Saddle pads and cinches aren’t the most glamorous tack items in your barn. But they may be the most essential.
- Good ones make even marathon rides easy and fuss-free.
Just ask Ben Masters, leader of the Unbranded team. The four men and 14 horses have nearly completed their 3,000 mile trek from Mexico to Canada.
Masters told me their 5 Star Equine pads and cinches have been the key to comfort for horses and riders.
“I’ve used their products in the past. Never had any problems. We decided to outfit pads and cinches entirely with 5 Star. I’m really glad we did,” said Masters during a rare rest day in Lincoln, Montana.
- 5 Star uses wool. It’s natural.
- Research shows no synthetic fabrics outperform it for wicking away moisture and keeping horses comfortable.
- 5 Star is an American company. The pads and cinches are handmade in Hatfield, Arkansas.
- If you call them, you’ll talk with a real person and get sound advice on the best pad for your horse and the work you’re doing.
The Unbranded team uses Mountain Packer Pack Saddle pads. I’m ordering a pad specially contoured for the new mule, Jolene.
Check them out here.
While dry weather is making wildfires a constant concern for horse owners out west, the wet weather is increasing the threat of contracting Eastern Equine Encephalitis and West Nile virus in New England.
This week, EEE was detected in York County (Maine) mosquitoes. It’s a nasty brain infection that’s usually fatal among unvaccinated horses.
Says Dr. Dave Jefferson of Maine Equine Associates:
“We are especially concerned about encephalitis this year. We’ve had plenty of rain which means standing pools of water with rapid mosquito multiplication.”
In 2009, 15 Maine horses died of the virus. None were vaccinated.
Less often, it can affect humans. Last year, two Vermont men died of EEE.
- Get your horses vaccinated.
- And for yourself: wear bug dope, long shirt sleeves and pants, avoid hanging out in wet areas, especially at dawn and dusk.
Comet and I went for a solo trail ride. We got off the road and into the woods only to be bombarded by deer flies.
Since I was a girl, I’ve grabbed long twigs as impromptu fly whisks. This ride was no different. I pulled up to a tree and broke off a leafy branch.
Comet was fine with standing still while I snapped off the two-foot length. But it was another story when she saw that I now held a stick-like implement. She spun and fussed and bounced around. I let her move and took some time to show her my intentions.
With the flies as bad as they were, it didn’t take long for her to understand.
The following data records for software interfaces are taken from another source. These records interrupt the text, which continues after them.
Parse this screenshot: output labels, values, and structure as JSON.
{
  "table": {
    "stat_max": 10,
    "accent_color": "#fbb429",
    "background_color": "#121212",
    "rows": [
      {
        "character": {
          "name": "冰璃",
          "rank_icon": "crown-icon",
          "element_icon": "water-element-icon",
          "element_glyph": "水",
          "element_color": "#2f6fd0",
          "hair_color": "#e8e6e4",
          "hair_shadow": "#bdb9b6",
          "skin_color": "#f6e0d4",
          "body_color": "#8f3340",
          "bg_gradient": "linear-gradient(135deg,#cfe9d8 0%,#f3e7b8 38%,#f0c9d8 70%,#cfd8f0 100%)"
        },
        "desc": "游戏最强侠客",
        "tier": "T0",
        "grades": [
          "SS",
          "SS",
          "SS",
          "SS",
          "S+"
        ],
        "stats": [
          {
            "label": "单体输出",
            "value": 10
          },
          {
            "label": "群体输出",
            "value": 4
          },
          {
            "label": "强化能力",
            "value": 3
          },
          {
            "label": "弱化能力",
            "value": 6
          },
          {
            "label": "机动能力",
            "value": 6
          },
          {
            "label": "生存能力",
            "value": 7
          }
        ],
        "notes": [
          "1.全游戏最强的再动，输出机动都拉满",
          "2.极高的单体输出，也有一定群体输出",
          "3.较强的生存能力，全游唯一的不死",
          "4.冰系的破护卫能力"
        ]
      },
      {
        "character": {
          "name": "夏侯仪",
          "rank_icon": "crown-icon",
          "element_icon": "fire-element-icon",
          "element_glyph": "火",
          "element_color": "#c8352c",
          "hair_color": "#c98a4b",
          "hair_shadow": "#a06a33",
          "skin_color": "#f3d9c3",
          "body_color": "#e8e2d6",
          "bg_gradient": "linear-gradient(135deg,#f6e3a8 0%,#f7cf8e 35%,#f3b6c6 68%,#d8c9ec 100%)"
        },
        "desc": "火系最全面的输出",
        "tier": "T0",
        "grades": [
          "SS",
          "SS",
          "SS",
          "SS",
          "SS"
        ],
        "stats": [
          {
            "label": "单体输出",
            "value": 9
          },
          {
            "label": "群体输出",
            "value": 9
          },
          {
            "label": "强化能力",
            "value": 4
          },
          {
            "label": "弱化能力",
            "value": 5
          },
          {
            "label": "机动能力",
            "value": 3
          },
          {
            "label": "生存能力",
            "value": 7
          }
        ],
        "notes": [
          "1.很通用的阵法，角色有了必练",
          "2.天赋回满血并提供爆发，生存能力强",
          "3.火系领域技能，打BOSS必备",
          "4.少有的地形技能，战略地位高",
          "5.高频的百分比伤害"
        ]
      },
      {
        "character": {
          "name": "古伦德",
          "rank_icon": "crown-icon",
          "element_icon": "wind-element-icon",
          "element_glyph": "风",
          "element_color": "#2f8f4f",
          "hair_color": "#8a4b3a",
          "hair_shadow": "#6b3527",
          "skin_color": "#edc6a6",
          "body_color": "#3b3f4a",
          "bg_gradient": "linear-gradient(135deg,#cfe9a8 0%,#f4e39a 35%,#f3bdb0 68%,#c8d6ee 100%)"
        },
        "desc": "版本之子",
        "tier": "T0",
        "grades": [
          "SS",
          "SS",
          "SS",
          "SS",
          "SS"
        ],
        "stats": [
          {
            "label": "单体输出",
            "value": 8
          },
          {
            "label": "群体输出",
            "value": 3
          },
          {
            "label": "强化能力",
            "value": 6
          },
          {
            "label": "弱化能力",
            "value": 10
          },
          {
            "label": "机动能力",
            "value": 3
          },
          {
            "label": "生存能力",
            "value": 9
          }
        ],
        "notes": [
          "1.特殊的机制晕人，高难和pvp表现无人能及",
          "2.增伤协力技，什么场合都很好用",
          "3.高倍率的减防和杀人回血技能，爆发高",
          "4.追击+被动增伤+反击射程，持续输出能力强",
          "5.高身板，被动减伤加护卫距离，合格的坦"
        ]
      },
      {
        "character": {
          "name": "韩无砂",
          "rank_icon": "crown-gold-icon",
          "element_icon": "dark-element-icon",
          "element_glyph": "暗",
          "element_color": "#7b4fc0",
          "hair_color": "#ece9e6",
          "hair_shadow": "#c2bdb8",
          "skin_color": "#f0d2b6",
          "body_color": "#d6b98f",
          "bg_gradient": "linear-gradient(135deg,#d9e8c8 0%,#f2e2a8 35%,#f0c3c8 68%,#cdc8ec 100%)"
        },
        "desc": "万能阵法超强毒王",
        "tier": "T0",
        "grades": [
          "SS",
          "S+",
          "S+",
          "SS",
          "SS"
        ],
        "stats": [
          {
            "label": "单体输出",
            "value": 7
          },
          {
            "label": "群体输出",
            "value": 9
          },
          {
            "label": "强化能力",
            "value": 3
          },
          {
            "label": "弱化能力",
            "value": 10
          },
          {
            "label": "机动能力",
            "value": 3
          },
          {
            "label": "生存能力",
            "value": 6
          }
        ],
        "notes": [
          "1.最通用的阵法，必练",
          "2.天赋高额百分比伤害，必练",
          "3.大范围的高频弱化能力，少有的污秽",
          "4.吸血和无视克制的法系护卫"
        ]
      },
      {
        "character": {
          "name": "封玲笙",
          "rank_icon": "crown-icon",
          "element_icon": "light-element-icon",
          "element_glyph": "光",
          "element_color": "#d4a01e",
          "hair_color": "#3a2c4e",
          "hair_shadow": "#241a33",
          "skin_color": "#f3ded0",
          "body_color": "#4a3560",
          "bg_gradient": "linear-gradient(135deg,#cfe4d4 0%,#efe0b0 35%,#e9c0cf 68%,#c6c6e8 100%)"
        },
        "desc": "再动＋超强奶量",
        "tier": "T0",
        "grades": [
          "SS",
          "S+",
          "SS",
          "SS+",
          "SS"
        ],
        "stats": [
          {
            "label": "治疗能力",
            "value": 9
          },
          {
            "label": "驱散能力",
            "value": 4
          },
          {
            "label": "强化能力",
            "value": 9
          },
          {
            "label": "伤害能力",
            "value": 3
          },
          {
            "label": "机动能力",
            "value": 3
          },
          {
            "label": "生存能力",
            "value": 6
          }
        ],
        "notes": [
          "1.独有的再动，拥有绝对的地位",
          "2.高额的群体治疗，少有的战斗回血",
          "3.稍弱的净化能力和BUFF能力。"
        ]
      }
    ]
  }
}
Those gentle, leafy touches on her poll and neck meant relief not punishment.
When we got back home, I talked with Steve, who has owned her for seven years. Before that, he witnessed her previous owner get after her with a stick. It was just one of several abusive implements the man regularly used.
But horses have a tendency not to forget. Perhaps that should be considered when weighing the effect of whip use and carriage.
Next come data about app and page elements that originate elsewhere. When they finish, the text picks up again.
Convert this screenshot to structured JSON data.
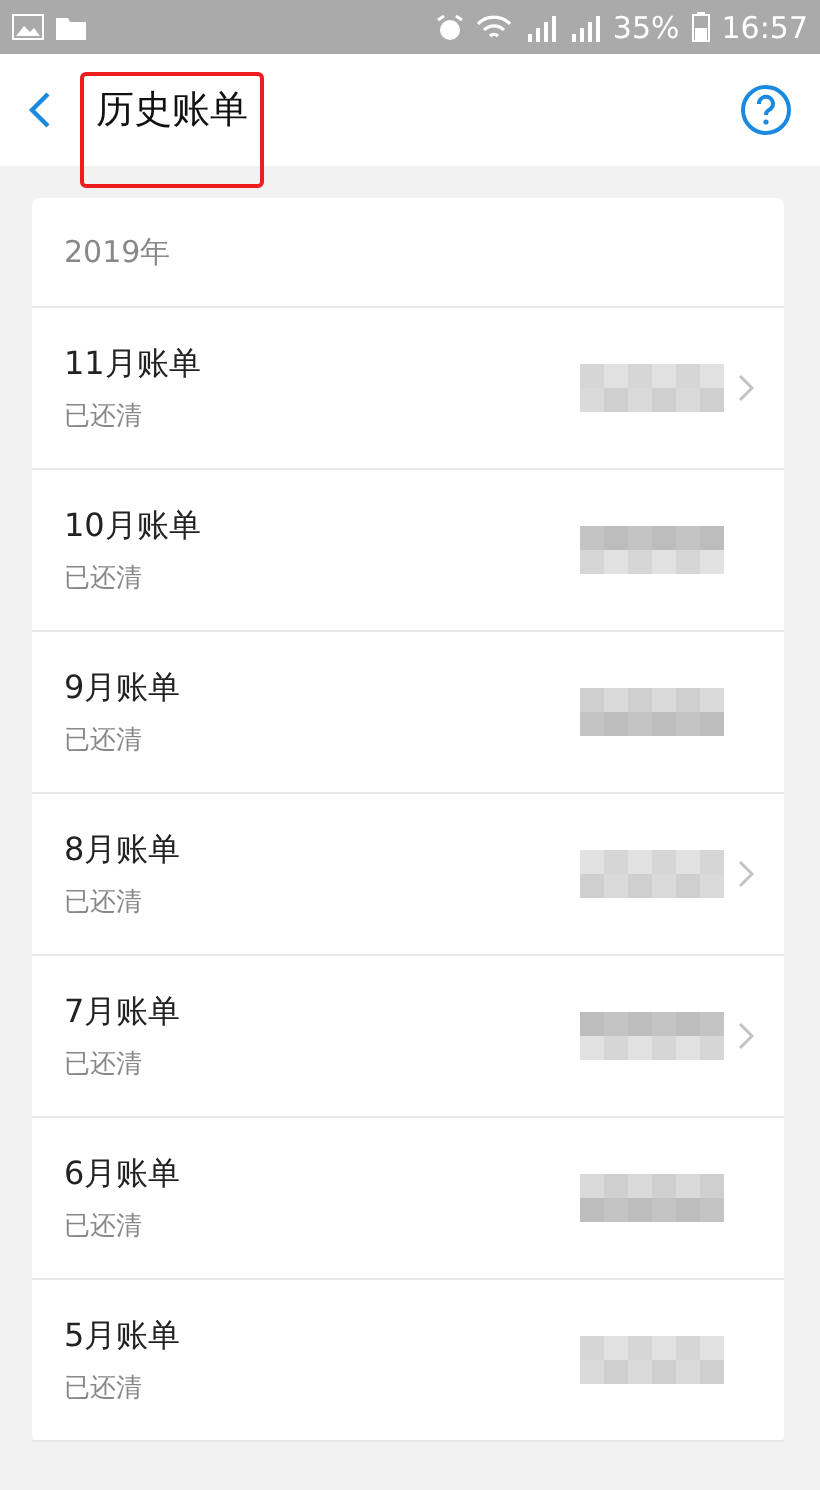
{
  "status_bar": {
    "battery": "35%",
    "time": "16:57"
  },
  "header": {
    "title": "历史账单",
    "title_marked": true
  },
  "year": "2019年",
  "bills": [
    {
      "title": "11月账单",
      "status": "已还清",
      "has_arrow": true
    },
    {
      "title": "10月账单",
      "status": "已还清",
      "has_arrow": false
    },
    {
      "title": "9月账单",
      "status": "已还清",
      "has_arrow": false
    },
    {
      "title": "8月账单",
      "status": "已还清",
      "has_arrow": true
    },
    {
      "title": "7月账单",
      "status": "已还清",
      "has_arrow": true
    },
    {
      "title": "6月账单",
      "status": "已还清",
      "has_arrow": false
    },
    {
      "title": "5月账单",
      "status": "已还清",
      "has_arrow": false
    }
  ]
}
Blackfish is this summer’s hot documentary. It’s movie about killer whales and how captivity makes them miserable and crazy.
It’s an easy concept for us horse owners to understand.
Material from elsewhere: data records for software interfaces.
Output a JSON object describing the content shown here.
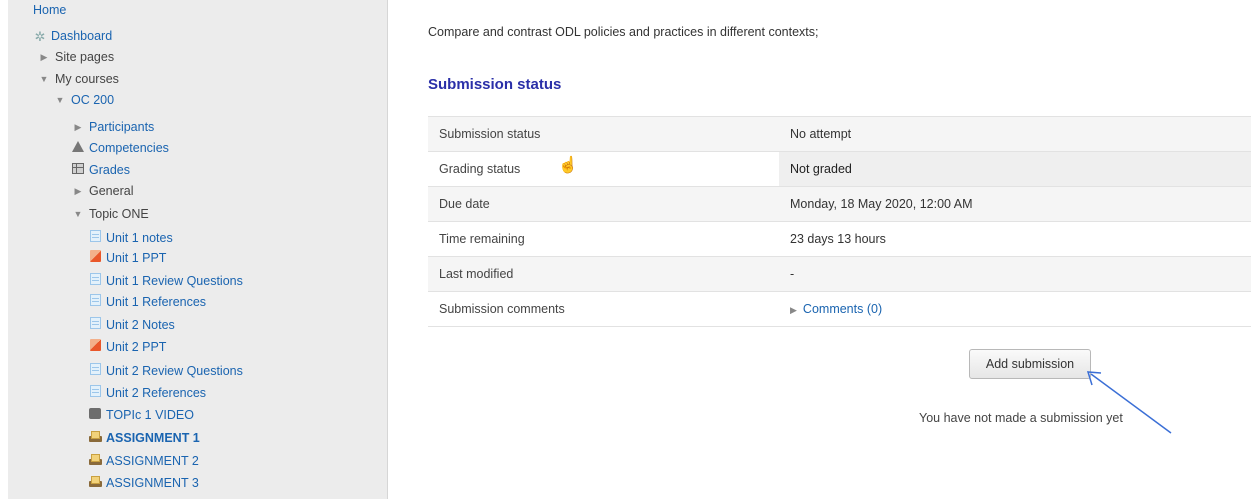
{
  "sidebar": {
    "home": "Home",
    "dashboard": "Dashboard",
    "site_pages": "Site pages",
    "my_courses": "My courses",
    "course": "OC 200",
    "participants": "Participants",
    "competencies": "Competencies",
    "grades": "Grades",
    "general": "General",
    "topic": "Topic ONE",
    "items": [
      {
        "label": "Unit 1 notes",
        "icon": "document-icon"
      },
      {
        "label": "Unit 1 PPT",
        "icon": "powerpoint-icon"
      },
      {
        "label": "Unit 1 Review Questions",
        "icon": "document-icon"
      },
      {
        "label": "Unit 1 References",
        "icon": "document-icon"
      },
      {
        "label": "Unit 2 Notes",
        "icon": "document-icon"
      },
      {
        "label": "Unit 2 PPT",
        "icon": "powerpoint-icon"
      },
      {
        "label": "Unit 2 Review Questions",
        "icon": "document-icon"
      },
      {
        "label": "Unit 2 References",
        "icon": "document-icon"
      },
      {
        "label": "TOPIc 1 VIDEO",
        "icon": "video-icon"
      },
      {
        "label": "ASSIGNMENT 1",
        "icon": "assignment-icon",
        "active": true
      },
      {
        "label": "ASSIGNMENT 2",
        "icon": "assignment-icon"
      },
      {
        "label": "ASSIGNMENT 3",
        "icon": "assignment-icon"
      }
    ]
  },
  "main": {
    "intro": "Compare and contrast ODL policies and practices in different contexts;",
    "heading": "Submission status",
    "rows": [
      {
        "label": "Submission status",
        "value": "No attempt"
      },
      {
        "label": "Grading status",
        "value": "Not graded"
      },
      {
        "label": "Due date",
        "value": "Monday, 18 May 2020, 12:00 AM"
      },
      {
        "label": "Time remaining",
        "value": "23 days 13 hours"
      },
      {
        "label": "Last modified",
        "value": "-"
      },
      {
        "label": "Submission comments",
        "value": "Comments (0)"
      }
    ],
    "add_submission_label": "Add submission",
    "no_submission_text": "You have not made a submission yet"
  },
  "colors": {
    "link": "#1a64b0",
    "heading": "#2a2fa8",
    "sidebar_bg": "#ececec",
    "annotation_arrow": "#3b6fd6"
  }
}
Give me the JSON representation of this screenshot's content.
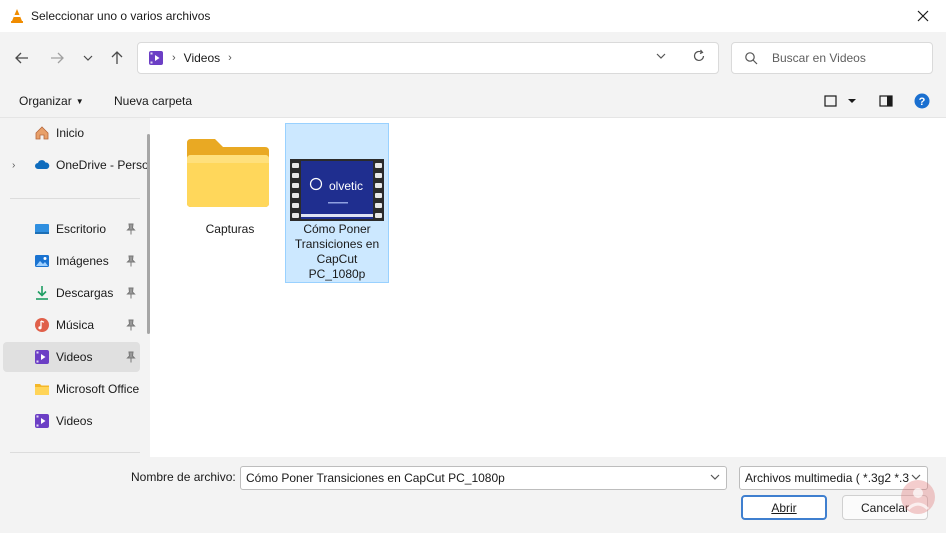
{
  "window": {
    "title": "Seleccionar uno o varios archivos",
    "close_icon": "close-icon"
  },
  "nav": {
    "back_icon": "back-arrow-icon",
    "forward_icon": "forward-arrow-icon",
    "recent_icon": "chevron-down-icon",
    "up_icon": "up-arrow-icon",
    "breadcrumb": [
      "Videos"
    ],
    "refresh_icon": "refresh-icon",
    "search_placeholder": "Buscar en Videos"
  },
  "toolbar": {
    "organize_label": "Organizar",
    "new_folder_label": "Nueva carpeta",
    "view_icon": "view-layout-icon",
    "preview_pane_icon": "preview-pane-icon",
    "help_icon": "help-icon"
  },
  "sidebar": {
    "items": [
      {
        "label": "Inicio",
        "icon": "home-icon",
        "expandable": false,
        "pinned": false,
        "active": false
      },
      {
        "label": "OneDrive - Perso",
        "icon": "onedrive-icon",
        "expandable": true,
        "pinned": false,
        "active": false
      },
      {
        "label": "Escritorio",
        "icon": "desktop-icon",
        "expandable": false,
        "pinned": true,
        "active": false
      },
      {
        "label": "Imágenes",
        "icon": "pictures-icon",
        "expandable": false,
        "pinned": true,
        "active": false
      },
      {
        "label": "Descargas",
        "icon": "downloads-icon",
        "expandable": false,
        "pinned": true,
        "active": false
      },
      {
        "label": "Música",
        "icon": "music-icon",
        "expandable": false,
        "pinned": true,
        "active": false
      },
      {
        "label": "Videos",
        "icon": "videos-icon",
        "expandable": false,
        "pinned": true,
        "active": true
      },
      {
        "label": "Microsoft Office",
        "icon": "folder-icon",
        "expandable": false,
        "pinned": false,
        "active": false
      },
      {
        "label": "Videos",
        "icon": "videos-icon",
        "expandable": false,
        "pinned": false,
        "active": false
      }
    ]
  },
  "files": [
    {
      "name": "Capturas",
      "type": "folder",
      "selected": false
    },
    {
      "name": "Cómo Poner Transiciones en CapCut PC_1080p",
      "type": "video",
      "thumbnail_text": "olvetic",
      "selected": true
    }
  ],
  "footer": {
    "filename_label": "Nombre de archivo:",
    "filename_value": "Cómo Poner Transiciones en CapCut PC_1080p",
    "filter_value": "Archivos multimedia ( *.3g2 *.3",
    "open_label": "Abrir",
    "cancel_label": "Cancelar"
  },
  "colors": {
    "accent": "#3f7fcf",
    "selection": "#cce8ff",
    "folder": "#f8c543",
    "video_thumb": "#1f2e8f"
  }
}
A recent Los Angeles Times piece suggested humans should get out of the whale captivity business. These animals, like so many animals, need their herd and they need their freedom. Migration over thousands of miles is built into their biology and their being.
“Killer whales form close-knit, lifelong family groups… They travel long distances in a day and are extremely intelligent. Marine parks are not aquariums that exist to rescue and study animals in humane environments and to educate the public. They are high-profit water circuses in which intelligent ocean predators have been forced into unnatural lives.”
The vital role of family and freedom resonates with horse owners. We know that the more space we give our horses, the better off they’ll be. And that to be with friends and family is essential.
The more we constrain their movement, the more stressed they’ll be. They may not kill us (like captive killer whales have been known to do), but their stress will express itself in stereotypies, raised cortisol levels, abnormal behavior, and physiological issues.
And it’s the same deal with keeping horses isolated.
These are simple animal priorities. But in our zealous attempts to control them and create human-like living arrangements, we overlook the fact that they are not humans. We forge ahead and then wonder why we have troubles.
With their behavior, ‘difficult’ horses are simply saying, “Let me be a horse.”
And the whale is just saying, “let me be a whale.”